The outrage against this form of humor isn’t merely a superficial endeavor to bring in a culture of “political correctness.” It goes deeper than that and causes actual harm to actual people. “[A]lthough jokes may not instantly change the world, they may affect people at an interpersonal level,” co-wrote Simon Weaver, a lecturer at the Brunel University London, and Karen Morgan, a research fellow at the University of Bristol. Citing examples, they added, “[W]omen were more likely to view themselves as objects and worry more about their bodies after viewing sexist humour… [while] exposure to sexist humour can decrease male perceptions of the seriousness of rape.”
The possible harms Rock’s routine could, perhaps, perpetuate is the normalization of making fun of women’s bodies for not subscribing to gendered beauty standards and of being insensitive to the toll different health conditions can take on people mentally and physically — besides, of course, propagating the idea that “punching down” is still acceptable since no one is going to bat an eyelid at it even at an event with as much international coverage as the Oscars.
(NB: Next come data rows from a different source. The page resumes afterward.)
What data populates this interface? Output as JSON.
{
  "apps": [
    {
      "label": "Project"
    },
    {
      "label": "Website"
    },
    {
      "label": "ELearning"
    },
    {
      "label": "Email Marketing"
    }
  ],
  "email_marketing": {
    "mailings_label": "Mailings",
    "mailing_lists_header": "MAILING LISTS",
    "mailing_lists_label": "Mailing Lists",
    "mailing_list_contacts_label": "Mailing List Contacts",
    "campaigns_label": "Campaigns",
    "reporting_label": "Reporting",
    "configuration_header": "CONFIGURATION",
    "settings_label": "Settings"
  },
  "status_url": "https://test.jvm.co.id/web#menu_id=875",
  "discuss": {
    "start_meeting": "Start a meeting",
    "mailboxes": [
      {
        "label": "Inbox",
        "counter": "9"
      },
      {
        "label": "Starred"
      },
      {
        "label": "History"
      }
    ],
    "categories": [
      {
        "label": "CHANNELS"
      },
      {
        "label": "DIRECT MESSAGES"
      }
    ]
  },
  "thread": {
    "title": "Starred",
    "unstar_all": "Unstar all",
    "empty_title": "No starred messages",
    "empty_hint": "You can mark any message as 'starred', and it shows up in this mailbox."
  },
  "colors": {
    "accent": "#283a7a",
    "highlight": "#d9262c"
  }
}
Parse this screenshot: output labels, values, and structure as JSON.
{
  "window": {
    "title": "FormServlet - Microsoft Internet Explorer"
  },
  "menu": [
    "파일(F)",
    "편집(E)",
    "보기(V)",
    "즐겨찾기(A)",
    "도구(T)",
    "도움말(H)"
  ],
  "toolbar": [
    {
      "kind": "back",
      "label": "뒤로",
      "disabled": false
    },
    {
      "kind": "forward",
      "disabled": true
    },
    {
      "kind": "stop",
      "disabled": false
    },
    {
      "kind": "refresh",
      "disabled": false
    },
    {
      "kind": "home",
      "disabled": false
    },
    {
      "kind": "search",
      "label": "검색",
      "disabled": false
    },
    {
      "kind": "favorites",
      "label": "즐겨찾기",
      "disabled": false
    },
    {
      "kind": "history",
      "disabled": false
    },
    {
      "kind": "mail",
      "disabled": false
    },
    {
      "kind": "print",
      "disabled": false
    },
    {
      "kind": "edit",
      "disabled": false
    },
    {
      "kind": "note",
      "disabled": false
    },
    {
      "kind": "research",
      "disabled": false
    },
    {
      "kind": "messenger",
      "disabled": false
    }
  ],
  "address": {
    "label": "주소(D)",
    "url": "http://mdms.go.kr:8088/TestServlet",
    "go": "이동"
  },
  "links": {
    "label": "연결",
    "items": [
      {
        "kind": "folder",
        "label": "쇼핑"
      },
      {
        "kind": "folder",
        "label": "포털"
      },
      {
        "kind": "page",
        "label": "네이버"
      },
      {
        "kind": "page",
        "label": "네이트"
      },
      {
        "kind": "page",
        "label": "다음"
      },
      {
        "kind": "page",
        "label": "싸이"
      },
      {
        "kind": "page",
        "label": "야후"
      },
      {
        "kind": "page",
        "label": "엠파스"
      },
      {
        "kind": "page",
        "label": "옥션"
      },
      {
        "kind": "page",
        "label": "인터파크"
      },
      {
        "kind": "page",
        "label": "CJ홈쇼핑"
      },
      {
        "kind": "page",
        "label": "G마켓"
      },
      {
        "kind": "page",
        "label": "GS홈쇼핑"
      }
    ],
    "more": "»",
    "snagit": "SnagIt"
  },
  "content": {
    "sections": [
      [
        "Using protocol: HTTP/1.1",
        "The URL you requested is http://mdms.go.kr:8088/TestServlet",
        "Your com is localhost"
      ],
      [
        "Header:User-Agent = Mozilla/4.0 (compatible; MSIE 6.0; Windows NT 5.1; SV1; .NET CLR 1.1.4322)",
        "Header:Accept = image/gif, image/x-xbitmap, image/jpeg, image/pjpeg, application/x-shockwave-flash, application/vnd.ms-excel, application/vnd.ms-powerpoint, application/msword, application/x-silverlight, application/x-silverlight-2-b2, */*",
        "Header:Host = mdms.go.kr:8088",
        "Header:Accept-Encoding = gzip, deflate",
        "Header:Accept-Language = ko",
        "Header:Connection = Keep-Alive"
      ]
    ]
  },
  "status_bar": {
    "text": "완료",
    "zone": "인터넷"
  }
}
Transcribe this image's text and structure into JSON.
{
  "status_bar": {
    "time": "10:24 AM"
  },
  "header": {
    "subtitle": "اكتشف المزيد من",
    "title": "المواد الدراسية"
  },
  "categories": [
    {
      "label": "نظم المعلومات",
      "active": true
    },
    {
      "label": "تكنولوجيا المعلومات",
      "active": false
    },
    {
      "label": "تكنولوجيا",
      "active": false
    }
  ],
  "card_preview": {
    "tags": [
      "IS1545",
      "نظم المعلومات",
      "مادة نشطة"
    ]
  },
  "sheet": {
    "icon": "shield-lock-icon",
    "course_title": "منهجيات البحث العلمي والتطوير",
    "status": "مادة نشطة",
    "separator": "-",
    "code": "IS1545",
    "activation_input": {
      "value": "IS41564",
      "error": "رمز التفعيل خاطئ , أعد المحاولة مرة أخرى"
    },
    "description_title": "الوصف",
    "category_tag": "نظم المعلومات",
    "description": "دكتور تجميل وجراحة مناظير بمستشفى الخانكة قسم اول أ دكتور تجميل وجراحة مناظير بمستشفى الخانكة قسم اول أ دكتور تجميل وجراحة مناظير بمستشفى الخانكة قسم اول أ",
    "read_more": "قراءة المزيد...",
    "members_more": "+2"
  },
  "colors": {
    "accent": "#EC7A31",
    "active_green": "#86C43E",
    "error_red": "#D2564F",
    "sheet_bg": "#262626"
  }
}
Except, eyelids were batted, and the comedian was “smacked the s**t out of,” in his own words. Having said that, considering Smith’s act as “heroic” or as something to “look up to” will, perhaps, be a fatal flaw as we strive to move towards not just an inclusive society, but also a civil one. Smith did apologize for his actions, though. But, unfortunately, he caveated his apology by saying, “…love will make you do crazy things.” Needless to mention, normalizing violence — even in the name of “love” — isn’t the way to go about tackling offensive humor. One can hope, however, that Smith apologizing for it will, nonetheless, prevent people from aping him — in the same way that one hopes his slap, however ill-conceived, will lead comedians to re-evaluate their humor.
Rock called the turn of events “the greatest night in the history of television.” But will this slap change the course of comedy globally? Perhaps, not. But, hopefully, besides compelling us to reassess the kind of humor we are willing to laugh at and holding our favorite comedians accountable, the moment will also urge us, as audiences, to examine our own biases, if not fix our moral compasses. If we refuse to accept “punching down” as comedy, perhaps, comedians will learn to steer away from it too.
Devrupa Rakshit is an Associate Editor at The Swaddle. She is a lawyer by education, a poet by accident, a painter by shaukh, and autistic by birth. You can find her on Instagram @devruparakshit.